The final event of the day was the keynote speech from John Davitt (@johndavitt). John's keynote was titled 'From Silo to Orchestra: The staccato progress of eLearning'. I think that because I'm fairly new to teaching and still getting to grips with the pedagogical side of things, some of this was a little over my head. However, I did take some key ideas away. Firstly, he said 'How will history judge teachers? You had all these tools, but what did you do with them?'. I think this is quite a profound quote, essentially saying 'Look at what you have - use it, don't waste it!'. Definitely made me think about the resources I have at my disposal, and how to use them effectively in my lessons. Secondly, (this man is very quotable, thanks for the help with my future essays!) he said 'Teach less so they learn more'. I think this is quite profound, that in effect we as teachers can get in the way of a child's progress. Just look at what the children at Saltash.net achieved without teacher input, or the children of Sugata Mitra's Hole-in-the-Wall project. The final thing he mentioned that resonated with me is that 'It's not about computers, it's about tools, activities and risk'. This was quite inspiring, and linked nicely back to his first quote. We have a wealth of exciting things, but if we don't try them and use them effectively, then they go to waste. There should be no fear of trying something new.

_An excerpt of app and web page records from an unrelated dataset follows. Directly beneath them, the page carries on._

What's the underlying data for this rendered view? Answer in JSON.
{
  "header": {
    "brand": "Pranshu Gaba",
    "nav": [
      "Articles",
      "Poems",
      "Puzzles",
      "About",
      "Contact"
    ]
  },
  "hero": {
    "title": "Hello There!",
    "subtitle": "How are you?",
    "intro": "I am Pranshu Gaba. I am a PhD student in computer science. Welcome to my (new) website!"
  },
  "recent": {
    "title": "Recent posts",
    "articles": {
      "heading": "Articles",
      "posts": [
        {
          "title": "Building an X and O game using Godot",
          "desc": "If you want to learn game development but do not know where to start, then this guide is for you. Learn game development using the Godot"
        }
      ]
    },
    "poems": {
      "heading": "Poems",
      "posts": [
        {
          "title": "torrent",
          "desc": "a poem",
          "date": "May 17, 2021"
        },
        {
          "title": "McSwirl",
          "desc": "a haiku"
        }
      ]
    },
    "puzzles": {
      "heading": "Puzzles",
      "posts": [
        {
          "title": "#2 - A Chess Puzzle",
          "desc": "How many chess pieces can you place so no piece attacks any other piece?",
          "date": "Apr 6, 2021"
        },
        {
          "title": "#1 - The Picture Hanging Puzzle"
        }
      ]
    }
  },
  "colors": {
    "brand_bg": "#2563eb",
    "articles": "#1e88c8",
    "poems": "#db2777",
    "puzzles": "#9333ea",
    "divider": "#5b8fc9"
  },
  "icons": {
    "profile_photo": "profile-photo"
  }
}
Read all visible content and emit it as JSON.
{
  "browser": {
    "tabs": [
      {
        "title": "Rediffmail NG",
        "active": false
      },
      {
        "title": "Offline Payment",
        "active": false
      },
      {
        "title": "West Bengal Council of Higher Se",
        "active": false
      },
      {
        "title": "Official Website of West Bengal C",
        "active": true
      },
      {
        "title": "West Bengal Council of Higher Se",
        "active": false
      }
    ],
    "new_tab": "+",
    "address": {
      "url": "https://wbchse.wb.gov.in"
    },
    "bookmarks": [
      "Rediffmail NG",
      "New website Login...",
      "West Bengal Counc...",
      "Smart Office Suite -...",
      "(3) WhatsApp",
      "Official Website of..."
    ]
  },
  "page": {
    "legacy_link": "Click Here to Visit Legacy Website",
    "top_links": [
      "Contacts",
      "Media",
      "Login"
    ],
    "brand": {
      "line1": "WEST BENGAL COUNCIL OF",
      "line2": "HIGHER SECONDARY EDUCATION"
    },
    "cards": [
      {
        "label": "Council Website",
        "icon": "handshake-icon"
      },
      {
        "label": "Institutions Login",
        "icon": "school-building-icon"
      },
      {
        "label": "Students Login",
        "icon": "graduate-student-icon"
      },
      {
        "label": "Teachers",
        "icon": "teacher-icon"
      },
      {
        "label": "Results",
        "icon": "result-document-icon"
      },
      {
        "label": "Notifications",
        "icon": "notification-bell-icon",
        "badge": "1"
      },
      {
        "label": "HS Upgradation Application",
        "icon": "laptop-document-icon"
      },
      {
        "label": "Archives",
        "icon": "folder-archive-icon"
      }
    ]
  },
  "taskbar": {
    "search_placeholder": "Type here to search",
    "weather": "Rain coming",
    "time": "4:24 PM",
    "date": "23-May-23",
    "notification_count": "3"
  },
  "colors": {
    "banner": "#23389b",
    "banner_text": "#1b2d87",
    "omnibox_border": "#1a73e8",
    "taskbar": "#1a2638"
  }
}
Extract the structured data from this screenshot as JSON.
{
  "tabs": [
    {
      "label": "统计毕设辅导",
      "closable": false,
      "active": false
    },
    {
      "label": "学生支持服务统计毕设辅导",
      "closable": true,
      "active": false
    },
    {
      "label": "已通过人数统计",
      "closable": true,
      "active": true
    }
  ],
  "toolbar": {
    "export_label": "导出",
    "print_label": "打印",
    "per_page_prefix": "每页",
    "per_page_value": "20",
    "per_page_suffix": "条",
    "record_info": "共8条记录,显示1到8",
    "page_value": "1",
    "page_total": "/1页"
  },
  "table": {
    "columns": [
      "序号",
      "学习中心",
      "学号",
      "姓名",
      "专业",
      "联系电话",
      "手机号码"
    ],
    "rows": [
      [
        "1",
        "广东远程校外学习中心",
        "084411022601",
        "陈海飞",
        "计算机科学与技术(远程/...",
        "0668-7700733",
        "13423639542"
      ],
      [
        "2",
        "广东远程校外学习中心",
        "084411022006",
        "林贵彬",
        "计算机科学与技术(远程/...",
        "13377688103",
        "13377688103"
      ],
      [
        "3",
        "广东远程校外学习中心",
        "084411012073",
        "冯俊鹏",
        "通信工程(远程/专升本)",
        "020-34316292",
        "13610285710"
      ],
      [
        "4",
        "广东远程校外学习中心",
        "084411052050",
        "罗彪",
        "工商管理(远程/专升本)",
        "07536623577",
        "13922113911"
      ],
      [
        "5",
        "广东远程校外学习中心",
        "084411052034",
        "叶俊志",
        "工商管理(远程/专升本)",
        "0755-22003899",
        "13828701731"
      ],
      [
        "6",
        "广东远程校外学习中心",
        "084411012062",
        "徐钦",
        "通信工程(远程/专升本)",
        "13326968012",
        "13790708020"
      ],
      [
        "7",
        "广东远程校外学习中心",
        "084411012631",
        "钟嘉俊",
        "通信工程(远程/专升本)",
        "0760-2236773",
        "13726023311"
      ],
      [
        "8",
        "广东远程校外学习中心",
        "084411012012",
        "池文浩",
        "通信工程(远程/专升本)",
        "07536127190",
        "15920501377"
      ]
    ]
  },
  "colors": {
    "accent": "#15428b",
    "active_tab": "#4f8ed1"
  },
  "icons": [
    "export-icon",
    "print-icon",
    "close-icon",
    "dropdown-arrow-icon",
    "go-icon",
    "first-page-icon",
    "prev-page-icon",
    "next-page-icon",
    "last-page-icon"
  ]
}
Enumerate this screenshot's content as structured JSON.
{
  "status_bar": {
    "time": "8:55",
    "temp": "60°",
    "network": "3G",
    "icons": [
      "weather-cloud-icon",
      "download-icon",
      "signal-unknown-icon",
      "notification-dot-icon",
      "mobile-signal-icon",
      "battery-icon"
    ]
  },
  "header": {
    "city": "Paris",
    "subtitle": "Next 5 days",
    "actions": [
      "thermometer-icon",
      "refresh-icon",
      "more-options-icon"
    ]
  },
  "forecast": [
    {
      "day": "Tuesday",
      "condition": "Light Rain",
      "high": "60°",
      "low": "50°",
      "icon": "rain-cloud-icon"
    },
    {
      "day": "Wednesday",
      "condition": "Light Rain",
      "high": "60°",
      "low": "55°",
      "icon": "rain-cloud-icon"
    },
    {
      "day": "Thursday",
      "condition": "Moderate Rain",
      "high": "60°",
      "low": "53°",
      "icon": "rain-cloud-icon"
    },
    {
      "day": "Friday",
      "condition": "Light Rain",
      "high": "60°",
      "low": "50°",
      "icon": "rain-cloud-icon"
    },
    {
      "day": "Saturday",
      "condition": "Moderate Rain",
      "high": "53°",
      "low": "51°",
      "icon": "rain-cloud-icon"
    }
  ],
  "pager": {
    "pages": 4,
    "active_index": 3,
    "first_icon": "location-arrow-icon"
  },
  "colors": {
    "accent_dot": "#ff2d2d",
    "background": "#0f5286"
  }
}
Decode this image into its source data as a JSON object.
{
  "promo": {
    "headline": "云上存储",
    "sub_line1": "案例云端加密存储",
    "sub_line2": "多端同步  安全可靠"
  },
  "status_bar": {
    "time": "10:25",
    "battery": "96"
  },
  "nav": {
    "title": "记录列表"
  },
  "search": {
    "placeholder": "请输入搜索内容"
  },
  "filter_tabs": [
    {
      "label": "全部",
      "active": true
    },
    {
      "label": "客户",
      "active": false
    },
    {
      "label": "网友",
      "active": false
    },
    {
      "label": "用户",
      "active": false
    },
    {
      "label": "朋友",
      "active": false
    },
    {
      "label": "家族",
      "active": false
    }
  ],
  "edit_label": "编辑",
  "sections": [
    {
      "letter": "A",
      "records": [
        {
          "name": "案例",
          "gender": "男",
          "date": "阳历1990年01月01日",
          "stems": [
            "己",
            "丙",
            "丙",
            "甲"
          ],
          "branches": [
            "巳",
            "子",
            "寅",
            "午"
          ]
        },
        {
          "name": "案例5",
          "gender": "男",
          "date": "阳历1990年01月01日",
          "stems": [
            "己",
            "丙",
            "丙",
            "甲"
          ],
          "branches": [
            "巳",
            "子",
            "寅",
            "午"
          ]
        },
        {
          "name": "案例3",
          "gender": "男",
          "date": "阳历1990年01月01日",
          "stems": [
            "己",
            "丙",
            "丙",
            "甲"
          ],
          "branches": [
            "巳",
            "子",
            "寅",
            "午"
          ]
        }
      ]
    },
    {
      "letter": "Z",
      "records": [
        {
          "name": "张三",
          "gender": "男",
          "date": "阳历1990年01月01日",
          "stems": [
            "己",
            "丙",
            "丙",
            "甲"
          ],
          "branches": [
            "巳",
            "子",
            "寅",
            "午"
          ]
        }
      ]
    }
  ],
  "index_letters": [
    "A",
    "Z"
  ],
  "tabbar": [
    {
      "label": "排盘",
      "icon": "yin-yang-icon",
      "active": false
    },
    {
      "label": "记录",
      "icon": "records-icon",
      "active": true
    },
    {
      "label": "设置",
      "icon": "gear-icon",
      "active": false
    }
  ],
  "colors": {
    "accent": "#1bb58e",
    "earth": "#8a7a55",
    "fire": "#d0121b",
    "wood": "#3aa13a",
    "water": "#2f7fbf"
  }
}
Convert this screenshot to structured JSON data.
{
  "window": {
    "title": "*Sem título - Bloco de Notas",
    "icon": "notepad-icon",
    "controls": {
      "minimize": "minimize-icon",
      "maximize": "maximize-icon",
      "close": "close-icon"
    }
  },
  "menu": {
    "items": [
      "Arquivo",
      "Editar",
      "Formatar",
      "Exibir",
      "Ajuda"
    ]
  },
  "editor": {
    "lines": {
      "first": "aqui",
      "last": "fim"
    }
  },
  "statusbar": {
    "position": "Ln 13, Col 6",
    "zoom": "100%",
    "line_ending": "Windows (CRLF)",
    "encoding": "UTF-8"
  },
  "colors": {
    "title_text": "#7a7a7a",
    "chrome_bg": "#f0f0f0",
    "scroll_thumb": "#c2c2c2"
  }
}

Just when you think that your day has been exciting enough, I get home, open my emails and find one from the Alumni Assistant, Jack Stevens, telling me 'You have been awarded an Enterprising Britain Student Enterprise Award, which is for an enterprising activity. This is for your activity which involves developing a website to support the development of teaching quality across the Faculty of Education.' Cue grin like a Cheshire cat. It's given me an immense sense of achievement, and I think that everyone involved in the project should be proud at this token of recognition. I want to thank everyone for helping our project take our first few steps, and hopefully we can use this as a springboard to really hit our stride!